### YOUR GOAL
Determine how many lines in these records hold "Apply". Only the number is wanted.

### LISTED RECORDS
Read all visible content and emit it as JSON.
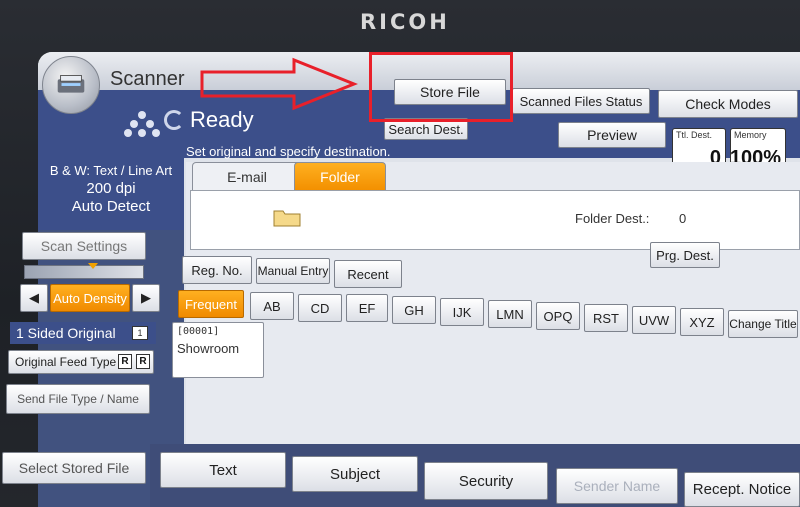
{
  "brand": "RICOH",
  "header": {
    "app_title": "Scanner",
    "store_file": "Store File",
    "scanned_files_status": "Scanned Files Status",
    "check_modes": "Check Modes"
  },
  "status": {
    "ready": "Ready",
    "message": "Set original and specify destination.",
    "search_dest": "Search Dest.",
    "preview": "Preview",
    "ttl_dest_label": "Ttl. Dest.",
    "ttl_dest_value": "0",
    "memory_label": "Memory",
    "memory_value": "100%"
  },
  "left_panel": {
    "mode_line1": "B & W: Text / Line Art",
    "mode_line2": "200 dpi",
    "mode_line3": "Auto Detect",
    "scan_settings": "Scan Settings",
    "density_left": "◀",
    "auto_density": "Auto Density",
    "density_right": "▶",
    "sided_original": "1 Sided Original",
    "sided_icon": "1",
    "original_feed_type": "Original Feed Type",
    "rr1": "R",
    "rr2": "R",
    "send_file_type": "Send File Type / Name",
    "select_stored_file": "Select Stored File"
  },
  "tabs": [
    {
      "label": "E-mail"
    },
    {
      "label": "Folder"
    }
  ],
  "destination": {
    "folder_dest_label": "Folder Dest.:",
    "folder_dest_count": "0",
    "prg_dest": "Prg. Dest."
  },
  "reg_buttons": {
    "reg_no": "Reg. No.",
    "manual_entry": "Manual Entry",
    "recent": "Recent"
  },
  "index": [
    "Frequent",
    "AB",
    "CD",
    "EF",
    "GH",
    "IJK",
    "LMN",
    "OPQ",
    "RST",
    "UVW",
    "XYZ",
    "Change Title"
  ],
  "entries": [
    {
      "code": "[00001]",
      "name": "Showroom"
    }
  ],
  "bottom_buttons": {
    "text": "Text",
    "subject": "Subject",
    "security": "Security",
    "sender_name": "Sender Name",
    "recept_notice": "Recept. Notice"
  },
  "colors": {
    "accent_orange": "#f39000",
    "status_blue": "#3c4f8a",
    "annotation_red": "#e8202a"
  }
}
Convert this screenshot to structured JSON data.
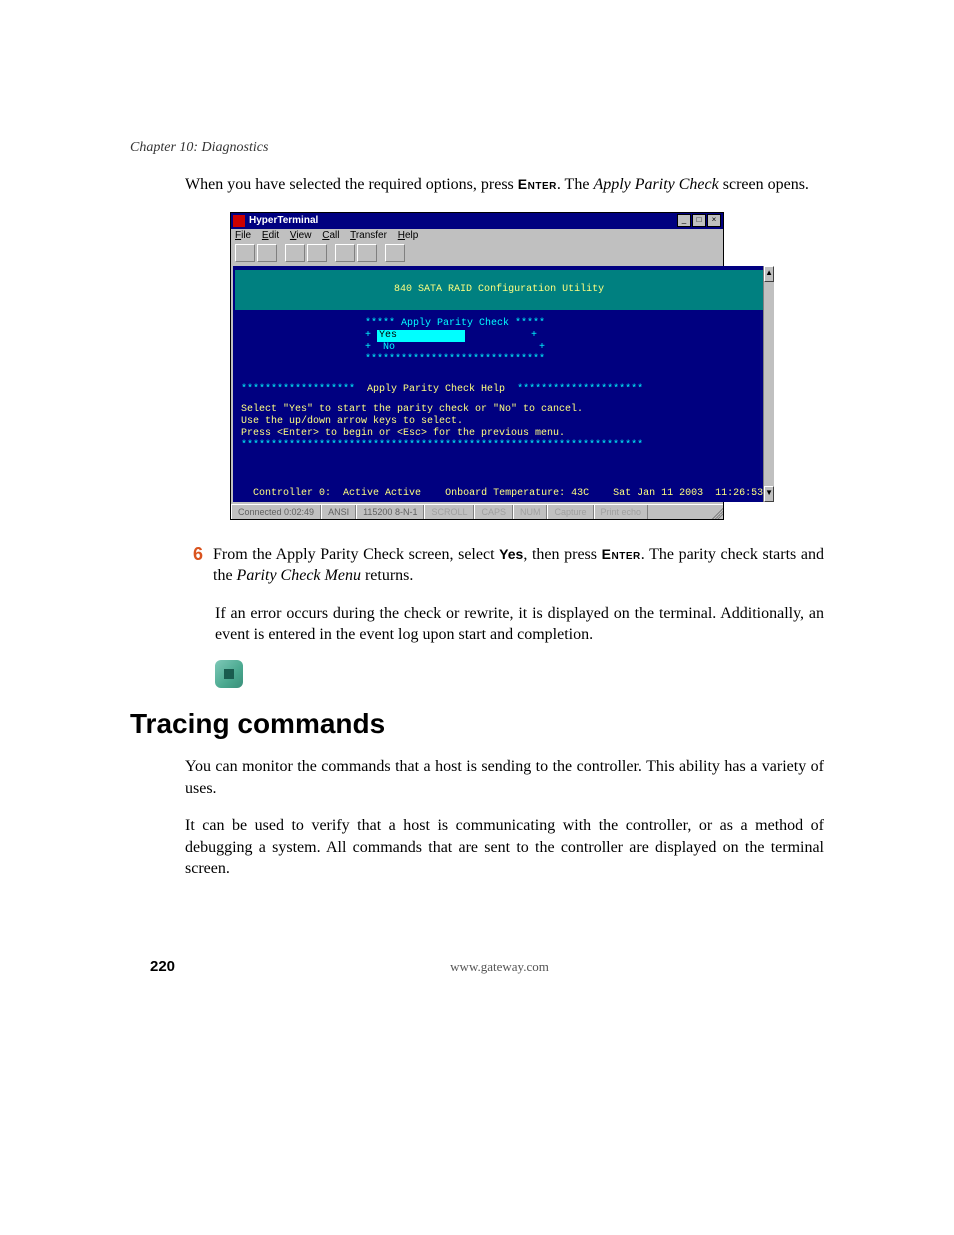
{
  "chapter_header": "Chapter 10: Diagnostics",
  "para1_a": "When you have selected the required options, press ",
  "para1_enter": "Enter",
  "para1_b": ". The ",
  "para1_italic": "Apply Parity Check",
  "para1_c": " screen opens.",
  "step6_num": "6",
  "step6_a": "From the Apply Parity Check screen, select ",
  "step6_yes": "Yes",
  "step6_b": ", then press ",
  "step6_enter": "Enter",
  "step6_c": ". The parity check starts and the ",
  "step6_italic": "Parity Check Menu",
  "step6_d": " returns.",
  "step6_err": "If an error occurs during the check or rewrite, it is displayed on the terminal. Additionally, an event is entered in the event log upon start and completion.",
  "heading": "Tracing commands",
  "trace_p1": "You can monitor the commands that a host is sending to the controller. This ability has a variety of uses.",
  "trace_p2": "It can be used to verify that a host is communicating with the controller, or as a method of debugging a system. All commands that are sent to the controller are displayed on the terminal screen.",
  "footer_page": "220",
  "footer_url": "www.gateway.com",
  "ht": {
    "title": "HyperTerminal",
    "menu": {
      "file": "File",
      "edit": "Edit",
      "view": "View",
      "call": "Call",
      "transfer": "Transfer",
      "help": "Help"
    },
    "banner": "840 SATA RAID Configuration Utility",
    "apc_top": "***** Apply Parity Check *****",
    "apc_yes": "Yes",
    "apc_no": "+  No                        +",
    "apc_bot": "******************************",
    "help_hdr_l": "*******************",
    "help_hdr_t": "  Apply Parity Check Help  ",
    "help_hdr_r": "*********************",
    "help1": "Select \"Yes\" to start the parity check or \"No\" to cancel.",
    "help2": "Use the up/down arrow keys to select.",
    "help3": "Press <Enter> to begin or <Esc> for the previous menu.",
    "help_bot": "*******************************************************************",
    "status_ctrl": "Controller 0:  Active Active",
    "status_temp": "Onboard Temperature: 43C",
    "status_date": "Sat Jan 11 2003  11:26:53",
    "sb_conn": "Connected 0:02:49",
    "sb_emul": "ANSI",
    "sb_speed": "115200 8-N-1",
    "sb_scroll": "SCROLL",
    "sb_caps": "CAPS",
    "sb_num": "NUM",
    "sb_cap": "Capture",
    "sb_echo": "Print echo"
  }
}
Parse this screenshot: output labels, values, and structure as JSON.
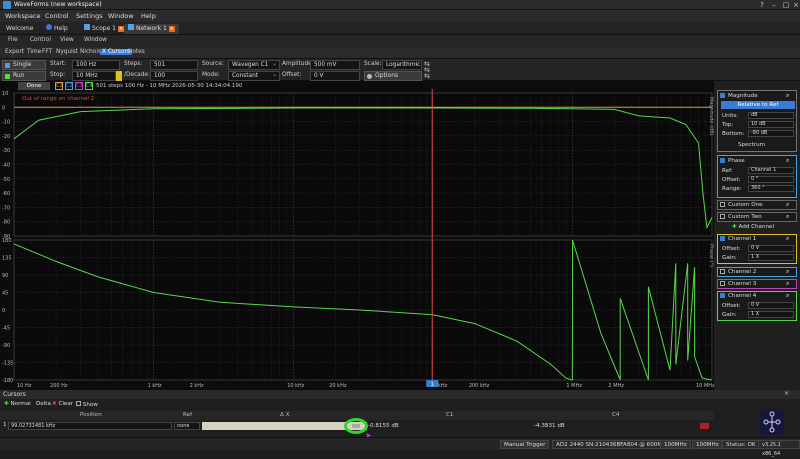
{
  "window": {
    "title": "WaveForms (new workspace)"
  },
  "menu": [
    "Workspace",
    "Control",
    "Settings",
    "Window",
    "Help"
  ],
  "tabs": [
    {
      "label": "Welcome"
    },
    {
      "label": "Help"
    },
    {
      "label": "Scope 1"
    },
    {
      "label": "Network 1"
    }
  ],
  "subtoolbar": {
    "file": "File",
    "control": "Control",
    "view": "View",
    "window": "Window"
  },
  "toolmenu": [
    "Export",
    "Time",
    "FFT",
    "Nyquist",
    "Nichols",
    "X Cursors",
    "Notes"
  ],
  "params": {
    "single": "Single",
    "run": "Run",
    "start_label": "Start:",
    "start": "100 Hz",
    "stop_label": "Stop:",
    "stop": "10 MHz",
    "steps_label": "Steps:",
    "steps": "501",
    "decade_label": "/Decade:",
    "decade": "100",
    "source_label": "Source:",
    "source": "Wavegen C1",
    "mode_label": "Mode:",
    "mode": "Constant",
    "amplitude_label": "Amplitude:",
    "amplitude": "500 mV",
    "offset_label": "Offset:",
    "offset": "0 V",
    "scale_label": "Scale:",
    "scale": "Logarithmic",
    "options": "Options"
  },
  "status": {
    "done": "Done",
    "channels": [
      "C1",
      "C2",
      "C3",
      "C4"
    ],
    "info": "501 steps  100 Hz - 10 MHz  2026-05-30 14:34:04.190",
    "warning": "Out of range on channel 2"
  },
  "right": {
    "magnitude": "Magnitude",
    "relative": "Relative to Ref",
    "units_label": "Units:",
    "units": "dB",
    "top_label": "Top:",
    "top": "10 dB",
    "bottom_label": "Bottom:",
    "bottom": "-80 dB",
    "spectrum": "Spectrum",
    "phase": "Phase",
    "ref_label": "Ref:",
    "ref": "Channel 1",
    "offset_label": "Offset:",
    "offset": "0 °",
    "range_label": "Range:",
    "range": "360 °",
    "custom1": "Custom One",
    "custom2": "Custom Two",
    "add": "Add Channel",
    "ch1": "Channel 1",
    "ch1_offset": "0 V",
    "ch1_gain": "1 X",
    "ch2": "Channel 2",
    "ch3": "Channel 3",
    "ch4": "Channel 4",
    "ch4_offset": "0 V",
    "ch4_gain": "1 X",
    "gain_label": "Gain:"
  },
  "cursors": {
    "title": "Cursors",
    "normal": "Normal",
    "delta": "Delta",
    "clear": "Clear",
    "show": "Show",
    "col_position": "Position",
    "col_ref": "Ref",
    "col_dx": "Δ X",
    "col_c1": "C1",
    "col_c4": "C4",
    "row_position": "99.02731481 kHz",
    "row_ref": "none",
    "row_c1": "-0.8155 dB",
    "row_c4": "-4.3831 dB"
  },
  "statusbar": {
    "trigger": "Manual Trigger",
    "device": "AD2 2440  SN:210436BFA804 @ 600MHz",
    "rate1": "100MHz",
    "rate2": "100MHz",
    "status": "Status: OK",
    "version": "v3.25.1 x86_64"
  },
  "colors": {
    "trace": "#58d64a",
    "cursor": "#e04040",
    "accent": "#3a7bd5"
  },
  "chart_data": [
    {
      "type": "line",
      "title": "",
      "xlabel": "",
      "ylabel": "Magnitude (dB)",
      "xscale": "log",
      "xlim": [
        100,
        10000000
      ],
      "ylim": [
        -90,
        10
      ],
      "yticks": [
        10,
        0,
        -10,
        -20,
        -30,
        -40,
        -50,
        -60,
        -70,
        -80,
        -90
      ],
      "series": [
        {
          "name": "C1",
          "color": "#d89a3a",
          "x": [
            100,
            10000000
          ],
          "y": [
            0,
            0
          ]
        },
        {
          "name": "C4",
          "color": "#58d64a",
          "x": [
            100,
            150,
            300,
            1000,
            10000,
            100000,
            500000,
            1000000,
            2000000,
            3000000,
            5000000,
            6500000,
            8000000,
            8600000,
            9200000,
            10000000
          ],
          "y": [
            -22,
            -9,
            -3,
            -1,
            -0.5,
            -0.5,
            -0.7,
            -1,
            -1.5,
            -6,
            -7.5,
            -12,
            -25,
            -60,
            -84,
            -77
          ]
        }
      ],
      "grid": true
    },
    {
      "type": "line",
      "title": "",
      "xlabel": "",
      "ylabel": "Phase (°)",
      "xscale": "log",
      "xlim": [
        100,
        10000000
      ],
      "ylim": [
        -180,
        180
      ],
      "yticks": [
        180,
        135,
        90,
        45,
        0,
        -45,
        -90,
        -135,
        -180
      ],
      "xticks": [
        "10 Hz",
        "200 Hz",
        "1 kHz",
        "2 kHz",
        "10 kHz",
        "20 kHz",
        "100 kHz",
        "200 kHz",
        "1 MHz",
        "2 MHz",
        "10 MHz"
      ],
      "series": [
        {
          "name": "C4",
          "color": "#58d64a",
          "x": [
            100,
            200,
            400,
            1000,
            3000,
            10000,
            30000,
            100000,
            200000,
            400000,
            700000,
            900000,
            1000000,
            1001000,
            1600000,
            2200000,
            2201000,
            3500000,
            3501000,
            5000000,
            5500000,
            5501000,
            6700000,
            6701000,
            7500000,
            7501000,
            8500000,
            10000000
          ],
          "y": [
            170,
            125,
            85,
            45,
            20,
            8,
            0,
            -12,
            -35,
            -80,
            -140,
            -175,
            -180,
            180,
            -60,
            -180,
            30,
            -180,
            60,
            -155,
            120,
            -140,
            120,
            -130,
            110,
            -120,
            -175,
            -180
          ]
        }
      ],
      "cursor_x": 99027,
      "cursor_label": "1",
      "grid": true
    }
  ]
}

### EXERCISE RESPONSE
4